- Transgenese (1) (remove)
- Development of broadly applicable transgenic tools for the transposon mutagenesis of the red flour beetle, Tribolium castaneum (2005)
- The discovery of non-species-specific, broad-range transposable elements and the establishment of a universal 3xP3 promoter revolutionized insect transgenesis. It overcame the limitations of the germ-line transformation to be restricted to the model organism Drosophila melanogaster. In combination with discernable fluorescent markers, multi-component systems, such as transposon-based insertional mutagenesis, can now be introduced to various insect species. To drive the transposase gene for transposable element remobilisation, suitable promoters are needed. The broadly conserved thermotolerance factor, Hsp70, is well-characterised in D. melanogaster and its promoter, which is inducible by high temperatures, provides a genetic tool for transient gene activation. In this thesis, I could prove that the D. melanogaster hsp70 promoter is functional in Tribolium castaneum as well. Its observed basal level activity, however, must be considered and limits its use for experiments, where no strict transient gene expression is required. Nevertheless, the D. melanogaster hsp70 promoter will suffice to provide an efficient transposase source in transposon-based mutagenesis screens in T. castaneum.
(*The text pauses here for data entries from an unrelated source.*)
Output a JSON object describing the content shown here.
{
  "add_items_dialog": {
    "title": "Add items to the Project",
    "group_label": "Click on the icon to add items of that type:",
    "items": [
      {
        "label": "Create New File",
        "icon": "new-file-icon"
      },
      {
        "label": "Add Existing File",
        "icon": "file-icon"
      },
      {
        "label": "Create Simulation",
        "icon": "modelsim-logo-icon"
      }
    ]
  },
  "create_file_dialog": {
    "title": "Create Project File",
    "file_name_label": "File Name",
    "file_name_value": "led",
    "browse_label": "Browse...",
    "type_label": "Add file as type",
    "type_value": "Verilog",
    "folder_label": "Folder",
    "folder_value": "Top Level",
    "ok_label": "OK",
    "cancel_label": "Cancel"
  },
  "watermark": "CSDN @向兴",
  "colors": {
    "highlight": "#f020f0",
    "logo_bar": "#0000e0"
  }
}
The remobilization of non-autonomous transposable elements in such screens results in novel mutations and tagging of potentially interesting cis-regulatory elements. To further investigate gene functions, misexpression studies are necessary. In D. melanogaster, this can be done by directed binary expression systems. Here I could show, that the combination of Gal4delta/UAST works best in D. melanogaster somatic tissue, whereas the LexA/(LL)4 and the tetracycline-controlled systems seem to function only poorly. All constructs are based on broad range transposons as well as universal markers and promoters, so that they can be used in other insect species to determine the best system. Preliminary tests in T. castaneum, however, showed that there are a number of additional problems that need to be addressed, before a suitable binary expression system can be established for this species. The full genome sequence of T. castaneum is now available. Therefore, interesting mutations, cis-regulatory elements and their biological functions can be directly linked to the sequence level. When target sites of site-specific recombination systems are included in insertional mutagenesis screens, their insertion sites can be precisely identified and designed chromosomal rearrangements (inversions, duplications and deletions) created. Here I could present a universal system, which can be introduced into non-drosophilid species and enables such chromosomal rearrangements, which I could successfully demonstrate in D. melanogaster. Defined inversions suppressed meiotic recombination between inverted and non-inverted regions on homologous chromosomes and can thus serve as defined balancer chromosomes. Also defined deletions/duplications were generated in D. melanogaster. Such aberrations will be crucial in other insect species, like T. castaneum, to safely keep mutation stocks and identify gene functions. Moreover, the separation of terminal inverted repeats by inverting the chromosomal region between two transposable elements resulted in immobilization. This is of a particular interest for applied transgenesis approaches in insect pest management, when transgenic insects will be released into the nature and transposable elements must be efficiently protected from potential cross mobilization in host species.